- [EXERCISE OBJECTIVE]:
The lines wanted are those in the data below that include "this".

DATA PROVIDED below:

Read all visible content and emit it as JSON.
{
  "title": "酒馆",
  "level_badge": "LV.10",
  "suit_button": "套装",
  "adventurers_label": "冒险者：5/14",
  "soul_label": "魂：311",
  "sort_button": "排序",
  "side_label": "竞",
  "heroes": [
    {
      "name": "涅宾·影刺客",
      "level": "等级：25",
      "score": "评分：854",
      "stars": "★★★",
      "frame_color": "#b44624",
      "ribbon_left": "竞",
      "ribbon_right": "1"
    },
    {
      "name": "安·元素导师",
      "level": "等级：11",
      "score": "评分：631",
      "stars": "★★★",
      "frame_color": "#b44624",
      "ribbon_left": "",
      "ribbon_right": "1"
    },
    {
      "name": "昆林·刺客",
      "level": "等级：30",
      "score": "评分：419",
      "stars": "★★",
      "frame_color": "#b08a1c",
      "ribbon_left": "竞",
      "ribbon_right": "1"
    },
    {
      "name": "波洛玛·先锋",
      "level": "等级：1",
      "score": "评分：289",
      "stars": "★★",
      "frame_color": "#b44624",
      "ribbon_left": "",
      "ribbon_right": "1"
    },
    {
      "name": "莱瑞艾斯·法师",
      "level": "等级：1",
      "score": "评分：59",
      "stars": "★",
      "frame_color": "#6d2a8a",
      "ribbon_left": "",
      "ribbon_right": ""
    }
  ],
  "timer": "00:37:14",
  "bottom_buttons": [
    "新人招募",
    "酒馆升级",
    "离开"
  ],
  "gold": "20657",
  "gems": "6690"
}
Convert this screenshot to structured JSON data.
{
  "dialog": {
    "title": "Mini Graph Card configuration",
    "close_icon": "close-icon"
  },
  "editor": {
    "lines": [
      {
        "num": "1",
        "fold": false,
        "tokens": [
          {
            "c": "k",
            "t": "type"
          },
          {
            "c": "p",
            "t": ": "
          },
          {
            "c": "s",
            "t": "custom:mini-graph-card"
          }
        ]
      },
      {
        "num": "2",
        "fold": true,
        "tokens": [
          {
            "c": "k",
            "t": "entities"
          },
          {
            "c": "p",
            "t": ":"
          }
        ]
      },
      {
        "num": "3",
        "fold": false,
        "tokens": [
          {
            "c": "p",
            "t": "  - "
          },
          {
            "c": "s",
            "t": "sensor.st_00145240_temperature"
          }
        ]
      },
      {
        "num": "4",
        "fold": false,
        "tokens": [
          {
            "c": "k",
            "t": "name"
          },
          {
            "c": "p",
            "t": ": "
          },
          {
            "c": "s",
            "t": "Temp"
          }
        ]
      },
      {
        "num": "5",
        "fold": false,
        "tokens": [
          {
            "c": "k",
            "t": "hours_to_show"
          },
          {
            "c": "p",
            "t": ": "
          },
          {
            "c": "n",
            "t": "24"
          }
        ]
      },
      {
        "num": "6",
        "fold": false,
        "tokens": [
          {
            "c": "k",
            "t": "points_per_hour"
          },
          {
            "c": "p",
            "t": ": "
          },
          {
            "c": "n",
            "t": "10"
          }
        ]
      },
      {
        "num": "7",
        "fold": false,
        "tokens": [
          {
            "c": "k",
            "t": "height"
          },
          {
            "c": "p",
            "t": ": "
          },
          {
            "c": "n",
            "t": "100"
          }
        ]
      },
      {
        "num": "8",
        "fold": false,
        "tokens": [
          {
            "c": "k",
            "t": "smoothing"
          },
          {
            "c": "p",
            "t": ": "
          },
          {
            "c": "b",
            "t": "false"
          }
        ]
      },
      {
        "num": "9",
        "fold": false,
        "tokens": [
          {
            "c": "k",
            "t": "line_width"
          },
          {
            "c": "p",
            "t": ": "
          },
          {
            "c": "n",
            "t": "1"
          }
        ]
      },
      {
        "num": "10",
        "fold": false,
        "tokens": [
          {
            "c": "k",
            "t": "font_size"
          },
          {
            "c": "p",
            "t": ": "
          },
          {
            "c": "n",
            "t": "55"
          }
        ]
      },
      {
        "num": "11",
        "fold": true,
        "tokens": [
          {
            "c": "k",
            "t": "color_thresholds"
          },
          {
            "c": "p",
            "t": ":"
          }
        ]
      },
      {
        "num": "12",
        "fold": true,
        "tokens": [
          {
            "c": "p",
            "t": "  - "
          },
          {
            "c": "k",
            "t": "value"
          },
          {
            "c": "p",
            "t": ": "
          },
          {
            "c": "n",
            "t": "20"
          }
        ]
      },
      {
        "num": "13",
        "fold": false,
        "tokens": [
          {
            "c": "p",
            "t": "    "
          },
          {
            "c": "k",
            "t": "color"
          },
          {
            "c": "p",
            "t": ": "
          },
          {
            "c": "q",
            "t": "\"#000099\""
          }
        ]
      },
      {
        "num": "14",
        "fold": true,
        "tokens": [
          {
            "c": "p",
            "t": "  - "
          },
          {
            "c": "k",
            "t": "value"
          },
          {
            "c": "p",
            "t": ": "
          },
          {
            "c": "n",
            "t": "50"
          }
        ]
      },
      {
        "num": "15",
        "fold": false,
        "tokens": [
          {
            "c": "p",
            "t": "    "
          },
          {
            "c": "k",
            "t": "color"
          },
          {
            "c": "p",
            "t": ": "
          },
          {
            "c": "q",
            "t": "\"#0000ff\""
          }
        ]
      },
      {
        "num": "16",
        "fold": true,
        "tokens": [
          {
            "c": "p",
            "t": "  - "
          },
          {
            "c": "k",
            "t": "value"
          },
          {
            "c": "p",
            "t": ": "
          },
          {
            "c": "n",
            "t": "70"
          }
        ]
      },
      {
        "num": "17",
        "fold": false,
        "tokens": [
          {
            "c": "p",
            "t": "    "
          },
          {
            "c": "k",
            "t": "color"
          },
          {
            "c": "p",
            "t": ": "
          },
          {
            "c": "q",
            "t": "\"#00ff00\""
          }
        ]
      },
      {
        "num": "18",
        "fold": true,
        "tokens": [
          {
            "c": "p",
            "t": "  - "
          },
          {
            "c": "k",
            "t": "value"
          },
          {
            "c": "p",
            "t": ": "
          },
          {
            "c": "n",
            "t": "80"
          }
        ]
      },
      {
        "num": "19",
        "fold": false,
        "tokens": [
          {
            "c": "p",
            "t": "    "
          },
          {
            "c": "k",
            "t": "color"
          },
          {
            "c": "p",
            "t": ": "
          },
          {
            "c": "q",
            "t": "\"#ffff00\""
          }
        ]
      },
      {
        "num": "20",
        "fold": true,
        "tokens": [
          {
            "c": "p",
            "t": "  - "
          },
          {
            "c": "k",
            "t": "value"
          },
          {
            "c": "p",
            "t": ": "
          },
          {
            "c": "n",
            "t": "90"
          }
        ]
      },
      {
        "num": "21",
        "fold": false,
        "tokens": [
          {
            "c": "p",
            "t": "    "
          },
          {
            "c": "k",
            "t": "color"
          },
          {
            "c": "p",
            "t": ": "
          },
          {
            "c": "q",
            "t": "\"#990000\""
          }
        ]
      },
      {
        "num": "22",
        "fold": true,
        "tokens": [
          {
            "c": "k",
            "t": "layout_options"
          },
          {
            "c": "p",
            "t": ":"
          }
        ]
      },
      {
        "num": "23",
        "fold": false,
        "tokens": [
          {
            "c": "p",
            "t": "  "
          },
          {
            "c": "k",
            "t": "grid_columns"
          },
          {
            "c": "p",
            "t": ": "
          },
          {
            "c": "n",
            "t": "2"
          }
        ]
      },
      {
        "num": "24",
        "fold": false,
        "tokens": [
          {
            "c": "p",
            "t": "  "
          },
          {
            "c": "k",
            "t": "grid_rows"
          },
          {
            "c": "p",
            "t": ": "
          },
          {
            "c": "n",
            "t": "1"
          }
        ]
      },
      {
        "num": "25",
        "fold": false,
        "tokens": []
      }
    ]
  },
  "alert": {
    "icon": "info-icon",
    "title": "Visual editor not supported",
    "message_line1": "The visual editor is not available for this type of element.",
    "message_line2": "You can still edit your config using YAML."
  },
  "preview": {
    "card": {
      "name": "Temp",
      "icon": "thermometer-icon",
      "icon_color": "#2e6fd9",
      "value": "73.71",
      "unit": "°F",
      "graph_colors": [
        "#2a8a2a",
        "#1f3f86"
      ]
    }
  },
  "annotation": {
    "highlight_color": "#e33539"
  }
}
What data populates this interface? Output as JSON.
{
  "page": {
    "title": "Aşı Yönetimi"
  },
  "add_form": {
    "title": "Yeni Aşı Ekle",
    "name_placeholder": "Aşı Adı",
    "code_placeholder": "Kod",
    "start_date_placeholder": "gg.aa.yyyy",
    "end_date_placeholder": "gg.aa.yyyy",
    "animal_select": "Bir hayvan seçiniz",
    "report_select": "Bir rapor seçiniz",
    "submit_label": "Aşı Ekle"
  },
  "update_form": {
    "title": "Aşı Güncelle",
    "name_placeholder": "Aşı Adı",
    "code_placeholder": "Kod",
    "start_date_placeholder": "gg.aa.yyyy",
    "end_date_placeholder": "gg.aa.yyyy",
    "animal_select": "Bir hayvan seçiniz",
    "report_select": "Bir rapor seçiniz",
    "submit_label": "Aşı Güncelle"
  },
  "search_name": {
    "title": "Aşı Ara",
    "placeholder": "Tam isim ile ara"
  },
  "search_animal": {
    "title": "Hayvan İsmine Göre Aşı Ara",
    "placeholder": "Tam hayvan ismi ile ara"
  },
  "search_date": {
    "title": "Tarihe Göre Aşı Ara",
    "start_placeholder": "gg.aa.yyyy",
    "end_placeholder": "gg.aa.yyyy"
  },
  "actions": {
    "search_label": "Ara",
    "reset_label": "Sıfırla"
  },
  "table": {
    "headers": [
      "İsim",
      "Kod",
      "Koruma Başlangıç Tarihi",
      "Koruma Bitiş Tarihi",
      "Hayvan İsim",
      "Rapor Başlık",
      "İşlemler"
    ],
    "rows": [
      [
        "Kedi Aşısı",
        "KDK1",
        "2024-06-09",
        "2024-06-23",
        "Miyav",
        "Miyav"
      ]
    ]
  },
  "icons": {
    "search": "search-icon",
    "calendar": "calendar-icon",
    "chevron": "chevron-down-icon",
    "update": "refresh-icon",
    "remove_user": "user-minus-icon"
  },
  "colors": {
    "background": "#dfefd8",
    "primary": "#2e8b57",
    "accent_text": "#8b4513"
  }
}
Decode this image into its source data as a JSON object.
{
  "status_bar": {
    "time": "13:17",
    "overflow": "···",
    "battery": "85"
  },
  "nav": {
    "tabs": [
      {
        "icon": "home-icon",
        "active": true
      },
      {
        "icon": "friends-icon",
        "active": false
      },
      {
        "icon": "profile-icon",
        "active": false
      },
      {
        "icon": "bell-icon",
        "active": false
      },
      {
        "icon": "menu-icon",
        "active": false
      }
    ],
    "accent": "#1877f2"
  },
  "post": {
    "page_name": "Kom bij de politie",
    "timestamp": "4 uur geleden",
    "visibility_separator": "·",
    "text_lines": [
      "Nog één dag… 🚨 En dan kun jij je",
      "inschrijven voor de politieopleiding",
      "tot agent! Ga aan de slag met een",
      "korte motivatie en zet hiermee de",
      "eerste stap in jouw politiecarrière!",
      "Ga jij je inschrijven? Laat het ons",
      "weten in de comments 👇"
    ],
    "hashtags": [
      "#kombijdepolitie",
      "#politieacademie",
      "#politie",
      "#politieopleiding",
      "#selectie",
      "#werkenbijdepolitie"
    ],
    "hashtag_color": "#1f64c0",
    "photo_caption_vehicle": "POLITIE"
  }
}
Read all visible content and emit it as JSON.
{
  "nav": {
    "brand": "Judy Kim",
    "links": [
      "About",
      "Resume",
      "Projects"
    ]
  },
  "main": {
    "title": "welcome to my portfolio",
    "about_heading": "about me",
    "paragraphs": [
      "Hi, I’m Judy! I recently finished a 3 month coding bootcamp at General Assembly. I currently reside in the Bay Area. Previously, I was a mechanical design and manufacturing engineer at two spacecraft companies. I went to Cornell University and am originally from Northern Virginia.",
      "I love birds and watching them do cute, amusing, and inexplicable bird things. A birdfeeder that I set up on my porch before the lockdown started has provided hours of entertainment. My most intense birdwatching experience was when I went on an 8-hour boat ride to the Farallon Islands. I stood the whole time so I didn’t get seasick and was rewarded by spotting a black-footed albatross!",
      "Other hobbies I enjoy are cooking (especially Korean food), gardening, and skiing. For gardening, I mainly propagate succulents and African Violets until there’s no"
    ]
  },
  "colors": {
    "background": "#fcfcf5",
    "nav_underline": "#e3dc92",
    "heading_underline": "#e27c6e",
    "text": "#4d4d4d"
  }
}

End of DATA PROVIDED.

- [RESPONSE]:
Convert this screenshot to structured JSON data.
    "message_line1": "The visual editor is not available for this type of element.",
What data populates this interface? Output as JSON.
Decode this image into its source data as a JSON object.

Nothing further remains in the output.